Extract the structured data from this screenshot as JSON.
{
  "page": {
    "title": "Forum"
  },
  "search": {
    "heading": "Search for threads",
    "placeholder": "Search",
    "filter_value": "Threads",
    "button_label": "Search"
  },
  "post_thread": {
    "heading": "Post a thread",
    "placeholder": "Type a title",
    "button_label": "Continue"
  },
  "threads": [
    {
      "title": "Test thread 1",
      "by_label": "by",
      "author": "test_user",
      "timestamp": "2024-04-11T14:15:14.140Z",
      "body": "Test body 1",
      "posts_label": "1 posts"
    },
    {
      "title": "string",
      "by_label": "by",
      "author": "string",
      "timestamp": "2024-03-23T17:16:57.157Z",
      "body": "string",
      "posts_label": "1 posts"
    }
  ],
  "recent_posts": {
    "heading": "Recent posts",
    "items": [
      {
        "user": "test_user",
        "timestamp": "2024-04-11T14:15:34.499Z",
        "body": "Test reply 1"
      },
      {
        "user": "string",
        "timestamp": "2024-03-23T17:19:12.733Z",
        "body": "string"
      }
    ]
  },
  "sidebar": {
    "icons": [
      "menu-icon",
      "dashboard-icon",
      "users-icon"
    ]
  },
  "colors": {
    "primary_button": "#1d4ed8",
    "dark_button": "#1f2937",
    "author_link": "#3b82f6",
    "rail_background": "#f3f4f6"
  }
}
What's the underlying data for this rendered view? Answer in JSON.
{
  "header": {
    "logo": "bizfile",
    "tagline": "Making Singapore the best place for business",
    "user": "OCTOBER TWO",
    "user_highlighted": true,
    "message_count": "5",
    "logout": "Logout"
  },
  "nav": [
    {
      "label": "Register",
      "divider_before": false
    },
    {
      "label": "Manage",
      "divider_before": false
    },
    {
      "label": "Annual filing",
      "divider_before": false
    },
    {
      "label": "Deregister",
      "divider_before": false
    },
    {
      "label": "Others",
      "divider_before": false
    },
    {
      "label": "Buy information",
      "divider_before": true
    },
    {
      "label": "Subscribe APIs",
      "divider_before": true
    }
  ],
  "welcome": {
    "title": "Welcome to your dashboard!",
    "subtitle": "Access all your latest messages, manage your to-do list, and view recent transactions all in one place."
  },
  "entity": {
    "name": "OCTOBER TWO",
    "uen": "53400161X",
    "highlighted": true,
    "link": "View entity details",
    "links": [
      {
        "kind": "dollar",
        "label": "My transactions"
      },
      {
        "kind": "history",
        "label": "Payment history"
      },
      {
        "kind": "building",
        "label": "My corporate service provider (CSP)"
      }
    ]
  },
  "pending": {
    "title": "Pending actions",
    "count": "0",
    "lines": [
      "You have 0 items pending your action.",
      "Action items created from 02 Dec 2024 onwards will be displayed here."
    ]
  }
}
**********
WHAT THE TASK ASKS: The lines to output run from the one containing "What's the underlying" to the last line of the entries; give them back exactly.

ANSWER SECTION:
What's the underlying data for this rendered view? Answer in JSON.
{
  "header": {
    "logo": "bizfile",
    "tagline": "Making Singapore the best place for business",
    "user": "OCTOBER TWO",
    "user_highlighted": true,
    "message_count": "5",
    "logout": "Logout"
  },
  "nav": [
    {
      "label": "Register",
      "divider_before": false
    },
    {
      "label": "Manage",
      "divider_before": false
    },
    {
      "label": "Annual filing",
      "divider_before": false
    },
    {
      "label": "Deregister",
      "divider_before": false
    },
    {
      "label": "Others",
      "divider_before": false
    },
    {
      "label": "Buy information",
      "divider_before": true
    },
    {
      "label": "Subscribe APIs",
      "divider_before": true
    }
  ],
  "welcome": {
    "title": "Welcome to your dashboard!",
    "subtitle": "Access all your latest messages, manage your to-do list, and view recent transactions all in one place."
  },
  "entity": {
    "name": "OCTOBER TWO",
    "uen": "53400161X",
    "highlighted": true,
    "link": "View entity details",
    "links": [
      {
        "kind": "dollar",
        "label": "My transactions"
      },
      {
        "kind": "history",
        "label": "Payment history"
      },
      {
        "kind": "building",
        "label": "My corporate service provider (CSP)"
      }
    ]
  },
  "pending": {
    "title": "Pending actions",
    "count": "0",
    "lines": [
      "You have 0 items pending your action.",
      "Action items created from 02 Dec 2024 onwards will be displayed here."
    ]
  }
}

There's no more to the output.